About this task:
Each record, word for word and stripped of pictures, is what the answer should contain.

Extracted data:
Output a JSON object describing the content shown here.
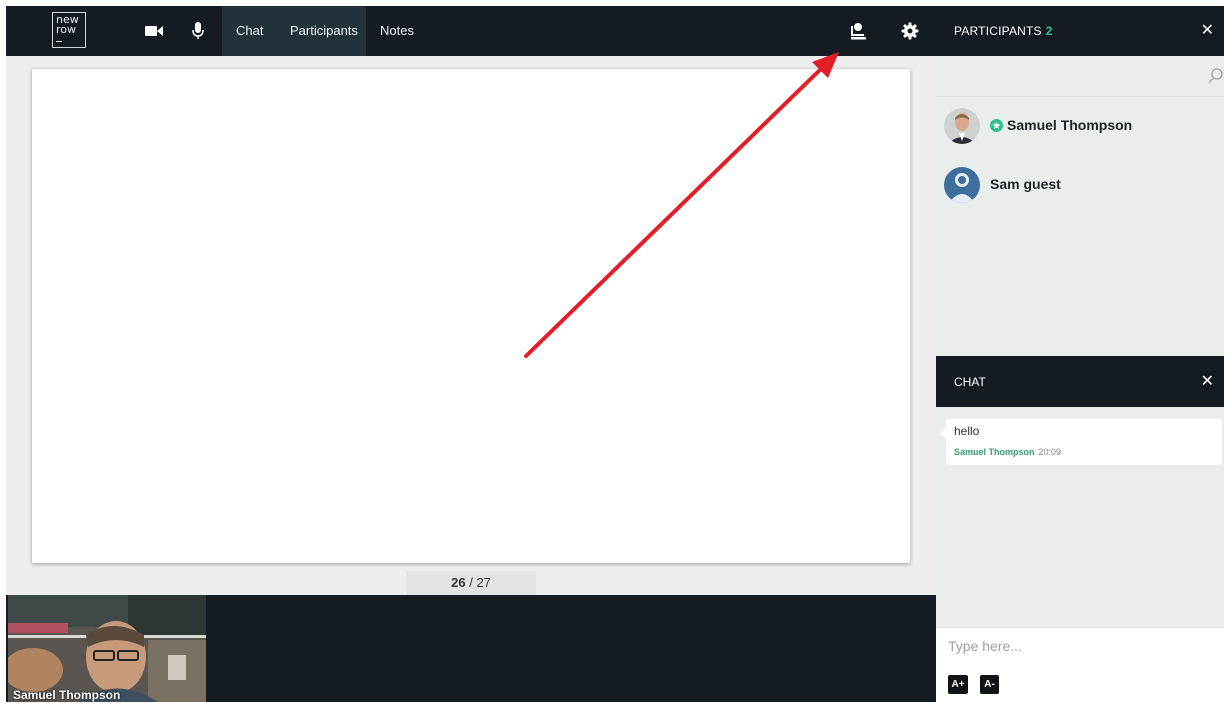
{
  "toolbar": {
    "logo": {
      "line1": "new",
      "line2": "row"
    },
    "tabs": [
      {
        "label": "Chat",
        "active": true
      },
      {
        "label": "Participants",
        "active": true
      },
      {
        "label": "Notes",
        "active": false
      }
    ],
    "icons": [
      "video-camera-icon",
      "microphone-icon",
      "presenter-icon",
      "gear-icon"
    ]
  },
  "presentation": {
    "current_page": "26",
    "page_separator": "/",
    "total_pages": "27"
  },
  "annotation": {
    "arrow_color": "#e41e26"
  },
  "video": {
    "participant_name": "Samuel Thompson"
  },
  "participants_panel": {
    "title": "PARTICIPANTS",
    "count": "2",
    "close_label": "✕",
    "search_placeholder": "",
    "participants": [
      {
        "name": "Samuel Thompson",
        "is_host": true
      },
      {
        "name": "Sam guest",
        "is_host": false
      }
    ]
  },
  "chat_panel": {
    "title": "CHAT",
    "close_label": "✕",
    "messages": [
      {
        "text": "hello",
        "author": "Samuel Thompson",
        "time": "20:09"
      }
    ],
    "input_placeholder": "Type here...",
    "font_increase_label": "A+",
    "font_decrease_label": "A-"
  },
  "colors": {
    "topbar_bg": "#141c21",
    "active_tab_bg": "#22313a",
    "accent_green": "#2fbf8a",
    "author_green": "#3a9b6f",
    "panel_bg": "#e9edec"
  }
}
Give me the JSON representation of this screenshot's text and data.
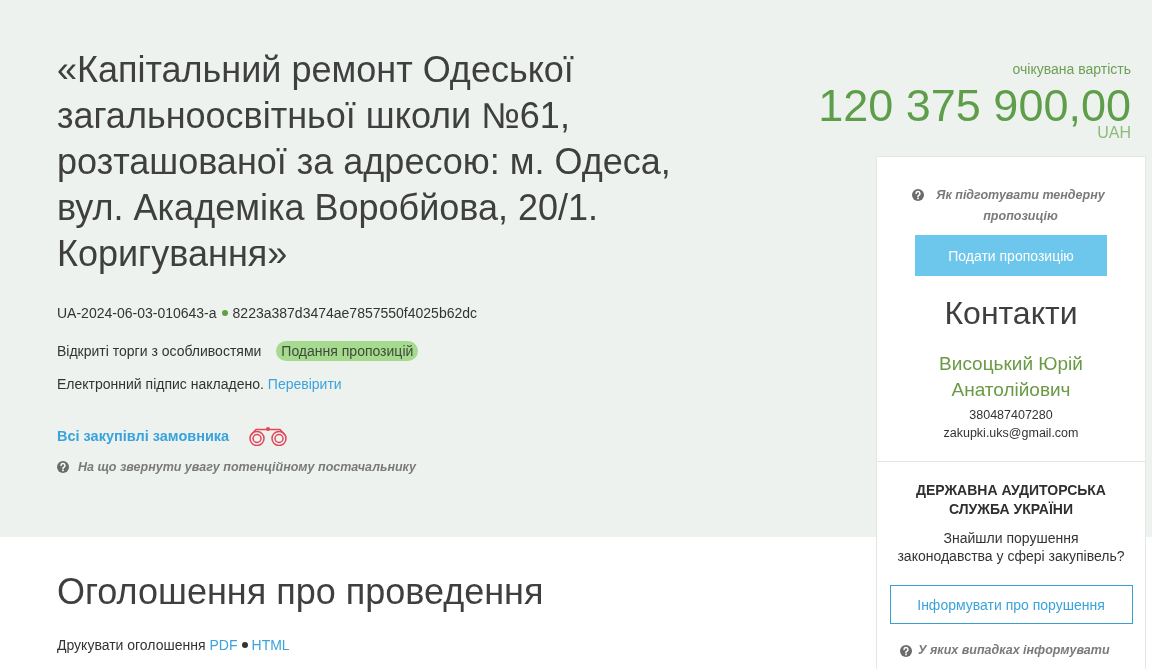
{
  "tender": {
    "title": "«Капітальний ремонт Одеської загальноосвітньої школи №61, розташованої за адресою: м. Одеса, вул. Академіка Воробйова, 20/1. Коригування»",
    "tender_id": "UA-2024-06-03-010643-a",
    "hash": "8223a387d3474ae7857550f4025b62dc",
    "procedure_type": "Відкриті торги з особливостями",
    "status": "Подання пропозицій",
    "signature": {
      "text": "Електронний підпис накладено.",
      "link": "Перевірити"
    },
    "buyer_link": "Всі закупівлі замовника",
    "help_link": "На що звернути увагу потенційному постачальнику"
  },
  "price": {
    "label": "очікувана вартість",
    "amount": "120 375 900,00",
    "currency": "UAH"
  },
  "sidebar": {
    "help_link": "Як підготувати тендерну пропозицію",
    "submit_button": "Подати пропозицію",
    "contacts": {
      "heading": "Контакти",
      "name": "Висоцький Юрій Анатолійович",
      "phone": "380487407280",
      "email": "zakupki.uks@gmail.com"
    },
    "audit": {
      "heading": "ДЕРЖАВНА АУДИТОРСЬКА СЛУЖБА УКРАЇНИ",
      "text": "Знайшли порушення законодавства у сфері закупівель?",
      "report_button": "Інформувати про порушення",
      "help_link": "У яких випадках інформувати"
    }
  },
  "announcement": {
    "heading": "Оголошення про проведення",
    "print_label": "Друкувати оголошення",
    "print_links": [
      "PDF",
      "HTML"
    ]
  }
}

Written answer:
Output a JSON object describing the content shown here.
{
  "toolbar": {
    "logo": {
      "line1": "new",
      "line2": "row"
    },
    "tabs": [
      {
        "label": "Chat",
        "active": true
      },
      {
        "label": "Participants",
        "active": true
      },
      {
        "label": "Notes",
        "active": false
      }
    ],
    "icons": [
      "video-camera-icon",
      "microphone-icon",
      "presenter-icon",
      "gear-icon"
    ]
  },
  "presentation": {
    "current_page": "26",
    "page_separator": "/",
    "total_pages": "27"
  },
  "annotation": {
    "arrow_color": "#e41e26"
  },
  "video": {
    "participant_name": "Samuel Thompson"
  },
  "participants_panel": {
    "title": "PARTICIPANTS",
    "count": "2",
    "close_label": "✕",
    "search_placeholder": "",
    "participants": [
      {
        "name": "Samuel Thompson",
        "is_host": true
      },
      {
        "name": "Sam guest",
        "is_host": false
      }
    ]
  },
  "chat_panel": {
    "title": "CHAT",
    "close_label": "✕",
    "messages": [
      {
        "text": "hello",
        "author": "Samuel Thompson",
        "time": "20:09"
      }
    ],
    "input_placeholder": "Type here...",
    "font_increase_label": "A+",
    "font_decrease_label": "A-"
  },
  "colors": {
    "topbar_bg": "#141c21",
    "active_tab_bg": "#22313a",
    "accent_green": "#2fbf8a",
    "author_green": "#3a9b6f",
    "panel_bg": "#e9edec"
  }
}
Give me the JSON representation of this screenshot's text and data.
{
  "tender": {
    "title": "«Капітальний ремонт Одеської загальноосвітньої школи №61, розташованої за адресою: м. Одеса, вул. Академіка Воробйова, 20/1. Коригування»",
    "tender_id": "UA-2024-06-03-010643-a",
    "hash": "8223a387d3474ae7857550f4025b62dc",
    "procedure_type": "Відкриті торги з особливостями",
    "status": "Подання пропозицій",
    "signature": {
      "text": "Електронний підпис накладено.",
      "link": "Перевірити"
    },
    "buyer_link": "Всі закупівлі замовника",
    "help_link": "На що звернути увагу потенційному постачальнику"
  },
  "price": {
    "label": "очікувана вартість",
    "amount": "120 375 900,00",
    "currency": "UAH"
  },
  "sidebar": {
    "help_link": "Як підготувати тендерну пропозицію",
    "submit_button": "Подати пропозицію",
    "contacts": {
      "heading": "Контакти",
      "name": "Висоцький Юрій Анатолійович",
      "phone": "380487407280",
      "email": "zakupki.uks@gmail.com"
    },
    "audit": {
      "heading": "ДЕРЖАВНА АУДИТОРСЬКА СЛУЖБА УКРАЇНИ",
      "text": "Знайшли порушення законодавства у сфері закупівель?",
      "report_button": "Інформувати про порушення",
      "help_link": "У яких випадках інформувати"
    }
  },
  "announcement": {
    "heading": "Оголошення про проведення",
    "print_label": "Друкувати оголошення",
    "print_links": [
      "PDF",
      "HTML"
    ]
  }
}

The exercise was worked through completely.